“There’s a lot of things that we can improve in every sector, including the police,” Ford told reporters. “Do we need improvement, maybe better training, more community policing, more awareness? Absolutely we do. But not to cut ‘em … You have an incident? Someone’s breaking into your house? You want to have the police there instantly. You don’t want to be waiting. And anyone who doesn’t believe that, well, I guess they haven’t faced an issue when they’re in desperate need of police.”
Ontario Green leader Mike Schreiner, meanwhile, urged Ford to be open to some of the potential changes being proposed. “Important conversations are happening right now about anti-racism and transformative changes to policing and community safety.
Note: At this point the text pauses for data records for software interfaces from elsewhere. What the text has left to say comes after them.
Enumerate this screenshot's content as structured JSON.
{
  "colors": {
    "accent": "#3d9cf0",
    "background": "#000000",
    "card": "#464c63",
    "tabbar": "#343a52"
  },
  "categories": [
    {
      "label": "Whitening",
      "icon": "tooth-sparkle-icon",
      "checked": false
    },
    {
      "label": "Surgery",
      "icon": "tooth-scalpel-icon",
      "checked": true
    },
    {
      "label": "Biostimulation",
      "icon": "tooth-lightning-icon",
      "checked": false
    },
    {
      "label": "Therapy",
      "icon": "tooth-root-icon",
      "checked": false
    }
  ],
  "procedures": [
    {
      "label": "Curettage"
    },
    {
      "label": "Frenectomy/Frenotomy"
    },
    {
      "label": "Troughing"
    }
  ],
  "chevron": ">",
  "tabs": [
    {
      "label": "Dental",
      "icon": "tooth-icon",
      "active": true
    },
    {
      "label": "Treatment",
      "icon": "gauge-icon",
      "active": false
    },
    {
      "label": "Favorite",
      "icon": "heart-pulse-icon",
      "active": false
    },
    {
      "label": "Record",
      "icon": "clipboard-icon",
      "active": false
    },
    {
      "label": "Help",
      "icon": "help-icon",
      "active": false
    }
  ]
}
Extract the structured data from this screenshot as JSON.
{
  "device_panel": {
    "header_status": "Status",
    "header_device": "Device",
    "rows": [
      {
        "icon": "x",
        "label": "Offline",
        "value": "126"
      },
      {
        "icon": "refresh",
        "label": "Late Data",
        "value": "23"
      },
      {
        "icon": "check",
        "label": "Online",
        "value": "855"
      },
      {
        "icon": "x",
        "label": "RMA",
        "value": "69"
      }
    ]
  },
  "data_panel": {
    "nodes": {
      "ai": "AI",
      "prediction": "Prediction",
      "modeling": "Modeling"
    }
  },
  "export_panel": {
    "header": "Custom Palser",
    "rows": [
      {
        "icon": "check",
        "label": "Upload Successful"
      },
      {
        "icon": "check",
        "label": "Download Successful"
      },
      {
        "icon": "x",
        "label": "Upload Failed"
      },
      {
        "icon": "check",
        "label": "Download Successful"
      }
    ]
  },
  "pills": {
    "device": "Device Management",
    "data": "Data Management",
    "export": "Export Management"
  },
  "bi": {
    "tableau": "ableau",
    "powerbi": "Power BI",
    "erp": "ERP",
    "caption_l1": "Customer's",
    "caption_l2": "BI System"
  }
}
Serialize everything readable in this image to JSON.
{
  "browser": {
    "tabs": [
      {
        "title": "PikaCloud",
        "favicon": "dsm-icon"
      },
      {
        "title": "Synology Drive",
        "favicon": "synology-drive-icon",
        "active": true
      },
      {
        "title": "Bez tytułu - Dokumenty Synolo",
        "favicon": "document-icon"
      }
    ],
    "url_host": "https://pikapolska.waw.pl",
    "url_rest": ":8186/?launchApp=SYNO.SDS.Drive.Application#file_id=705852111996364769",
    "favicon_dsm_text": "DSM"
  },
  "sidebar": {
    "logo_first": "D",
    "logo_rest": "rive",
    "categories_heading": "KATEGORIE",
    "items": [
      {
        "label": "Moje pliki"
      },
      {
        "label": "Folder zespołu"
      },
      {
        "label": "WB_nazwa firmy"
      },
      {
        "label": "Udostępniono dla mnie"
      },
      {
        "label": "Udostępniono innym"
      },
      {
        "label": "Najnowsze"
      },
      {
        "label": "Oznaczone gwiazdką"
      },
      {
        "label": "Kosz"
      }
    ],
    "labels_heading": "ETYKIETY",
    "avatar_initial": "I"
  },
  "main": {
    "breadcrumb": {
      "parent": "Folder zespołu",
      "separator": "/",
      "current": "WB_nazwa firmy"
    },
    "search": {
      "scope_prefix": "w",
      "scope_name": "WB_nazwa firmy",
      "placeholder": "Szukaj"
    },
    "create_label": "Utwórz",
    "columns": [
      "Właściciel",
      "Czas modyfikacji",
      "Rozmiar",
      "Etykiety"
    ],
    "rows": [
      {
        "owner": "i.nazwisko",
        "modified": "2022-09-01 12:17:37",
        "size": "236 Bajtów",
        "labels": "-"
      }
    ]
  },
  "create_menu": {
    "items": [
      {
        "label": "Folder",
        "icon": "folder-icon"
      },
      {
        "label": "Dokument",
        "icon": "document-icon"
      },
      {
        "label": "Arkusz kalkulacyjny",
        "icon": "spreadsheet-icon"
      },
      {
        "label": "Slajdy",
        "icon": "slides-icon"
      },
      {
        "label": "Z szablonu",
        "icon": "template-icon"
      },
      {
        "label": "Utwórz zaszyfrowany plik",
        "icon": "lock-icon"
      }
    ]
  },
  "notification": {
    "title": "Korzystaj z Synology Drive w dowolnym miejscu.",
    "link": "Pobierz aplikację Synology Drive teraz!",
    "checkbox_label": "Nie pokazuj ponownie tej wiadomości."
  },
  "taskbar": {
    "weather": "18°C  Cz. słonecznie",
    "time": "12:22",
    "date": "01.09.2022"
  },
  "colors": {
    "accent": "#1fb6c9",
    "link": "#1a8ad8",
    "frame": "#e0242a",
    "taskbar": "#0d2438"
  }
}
The Premier should not be so quick to reject the call for change that is coming from the BIPOC community,” Schreiner said. “If Premier Ford truly believes that systemic racism within police institutions is a problem, then he should be open to the conversations and actions needed for change.”